She had told so many sto­ries about “the boy” that she no longer knew the truth. Was it the same boy—“the horse­shit boy,” her daugh­ter called him—who came to her win­dow one pre-dawn morn­ing in February and scratched at the glass until she woke up and let him inside because the dark was so cold? Was it an entire­ly dif­fer­ent boy, who cor­nered her one evening, just at dusk, behind the Edison School where the swing sets idled in a soft September breeze and the only sounds she remem­bered were the far-off rise and fall of a police siren and the scuf­fle of her feet across the school­yard stones as she fell with the boy on top of her?

How can you not remem­ber the boy’s name?” her daughter—who was old­er now, and curi­ous about sex —said to her. “It only hap­pens once in your whole life.”

I know,” Maude said.

She felt guilty about her igno­rance, as if she had some­how deprived her daugh­ter of a vic­ar­i­ous expe­ri­ence that might have proven instruc­tive. But boys were big­ger, stronger; you learned to expect them to do what­ev­er they want­ed. After all, what did their names matter?


I’m parked in a super­mar­ket lot in Florida, a warm after­noon in March, when a Mercedes sports car pulls into the diag­o­nal slot fac­ing me. A young woman is at the wheel, and when she steps out of the car I “size her up,” as we used to say. She is tall and blonde, wears a white blouse that rides off her shoul­ders to dis­play a skin gold­en-tanned and clav­i­cles grace­ful as heron’s wings; her skirt is pale kha­ki, with a wide belt closed by a bronze buck­le; I can’t see her shoes. She clos­es the car door, rais­es her keys in a half-salute that trips locks and winks side­lights. She pays no atten­tion to me—probably she does­n’t even see me slouched in my seat—and strides toward the mar­ket. I watch her into the store. Her shoes are white and strappy.

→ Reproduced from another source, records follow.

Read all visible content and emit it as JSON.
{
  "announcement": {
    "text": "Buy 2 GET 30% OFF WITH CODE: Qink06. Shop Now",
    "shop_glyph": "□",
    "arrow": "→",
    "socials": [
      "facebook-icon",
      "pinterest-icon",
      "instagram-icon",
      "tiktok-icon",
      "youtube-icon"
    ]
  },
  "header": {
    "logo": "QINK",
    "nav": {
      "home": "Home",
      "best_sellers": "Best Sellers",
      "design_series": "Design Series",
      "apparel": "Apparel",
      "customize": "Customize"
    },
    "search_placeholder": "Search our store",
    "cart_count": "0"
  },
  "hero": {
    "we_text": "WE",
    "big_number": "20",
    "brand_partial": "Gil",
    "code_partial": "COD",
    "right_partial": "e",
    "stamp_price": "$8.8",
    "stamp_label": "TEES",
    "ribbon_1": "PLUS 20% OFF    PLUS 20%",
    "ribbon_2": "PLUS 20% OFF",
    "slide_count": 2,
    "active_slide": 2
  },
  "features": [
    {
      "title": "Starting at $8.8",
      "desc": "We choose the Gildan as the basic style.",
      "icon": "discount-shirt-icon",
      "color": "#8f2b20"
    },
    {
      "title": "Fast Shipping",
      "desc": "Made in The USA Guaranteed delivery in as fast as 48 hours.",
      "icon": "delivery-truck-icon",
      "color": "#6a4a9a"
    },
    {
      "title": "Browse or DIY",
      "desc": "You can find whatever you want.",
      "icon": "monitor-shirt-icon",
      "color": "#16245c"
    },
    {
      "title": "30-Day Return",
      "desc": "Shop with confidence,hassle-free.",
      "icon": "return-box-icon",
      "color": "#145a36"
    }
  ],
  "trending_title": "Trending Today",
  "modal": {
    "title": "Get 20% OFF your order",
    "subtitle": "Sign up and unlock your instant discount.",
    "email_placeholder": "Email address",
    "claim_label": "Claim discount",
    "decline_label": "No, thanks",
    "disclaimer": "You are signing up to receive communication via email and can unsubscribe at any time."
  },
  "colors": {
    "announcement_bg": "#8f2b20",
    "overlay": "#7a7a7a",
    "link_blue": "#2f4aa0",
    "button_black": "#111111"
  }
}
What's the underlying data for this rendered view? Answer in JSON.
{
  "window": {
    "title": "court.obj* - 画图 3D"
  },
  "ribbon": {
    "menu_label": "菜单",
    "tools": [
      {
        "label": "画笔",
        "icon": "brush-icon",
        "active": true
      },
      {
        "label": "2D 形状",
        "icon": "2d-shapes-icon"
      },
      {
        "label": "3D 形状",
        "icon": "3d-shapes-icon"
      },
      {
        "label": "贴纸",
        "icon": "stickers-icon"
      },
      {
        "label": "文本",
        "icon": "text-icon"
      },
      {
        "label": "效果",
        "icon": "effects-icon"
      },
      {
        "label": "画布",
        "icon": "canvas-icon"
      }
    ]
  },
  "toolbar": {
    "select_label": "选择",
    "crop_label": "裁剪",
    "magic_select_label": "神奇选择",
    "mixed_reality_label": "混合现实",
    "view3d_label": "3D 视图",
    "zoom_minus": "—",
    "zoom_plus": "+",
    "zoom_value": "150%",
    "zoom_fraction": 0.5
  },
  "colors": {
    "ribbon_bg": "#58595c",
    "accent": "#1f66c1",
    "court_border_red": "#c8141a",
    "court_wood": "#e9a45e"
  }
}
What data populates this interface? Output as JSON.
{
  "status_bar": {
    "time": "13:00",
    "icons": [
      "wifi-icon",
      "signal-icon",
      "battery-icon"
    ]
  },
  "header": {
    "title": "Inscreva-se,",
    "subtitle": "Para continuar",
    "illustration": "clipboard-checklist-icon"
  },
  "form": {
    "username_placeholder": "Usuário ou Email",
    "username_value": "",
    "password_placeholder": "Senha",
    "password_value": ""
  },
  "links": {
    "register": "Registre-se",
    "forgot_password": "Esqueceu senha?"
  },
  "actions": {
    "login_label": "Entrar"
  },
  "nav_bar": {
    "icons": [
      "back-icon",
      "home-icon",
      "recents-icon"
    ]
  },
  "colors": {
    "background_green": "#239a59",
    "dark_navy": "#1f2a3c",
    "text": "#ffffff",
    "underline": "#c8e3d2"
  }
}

Ten min­utes lat­er, she comes back to the car, car­ry­ing a banana in her left hand, the car keys in her right. That’s all she bought;  a sin­gle ripe banana, and it’s not even in a bag. I know what you’re think­ing, but that’s not what I’m think­ing. I’m remem­ber­ing a com­mu­ni­ty-the­ater min­strel show in my home town, years and years ago. Fred Spicer, the prankster mem­ber of our town’s rich­est fam­i­ly, per­formed a song-and-dance called “I’ve Never Seen a Straight Banana”; the show ran for three nights in the town hall audi­to­ri­um, and Fred brought down the house every night. I watch the woman unlock the Mercedes, slide behind the wheel, dri­ve away, and all I can see in my mind’s eye is Fred Spicer, at the cli­max of his act, hold­ing one end of a banana that real­ly appears straight, until he takes his hand away to reveal the whole curved shape of it and the audi­ence cracks up.


Robley Wilson is the author of three nov­els, three books of poet­ry, and six sto­ry col­lec­tions. He has been a Guggenheim Fellow in Fiction, a Nicholl Fellow in Screenwriting, and was for 31 years the edi­tor of the North American Review. He and is wife, nov­el­ist Susan Hubbard, live in Florida with five unruly cats.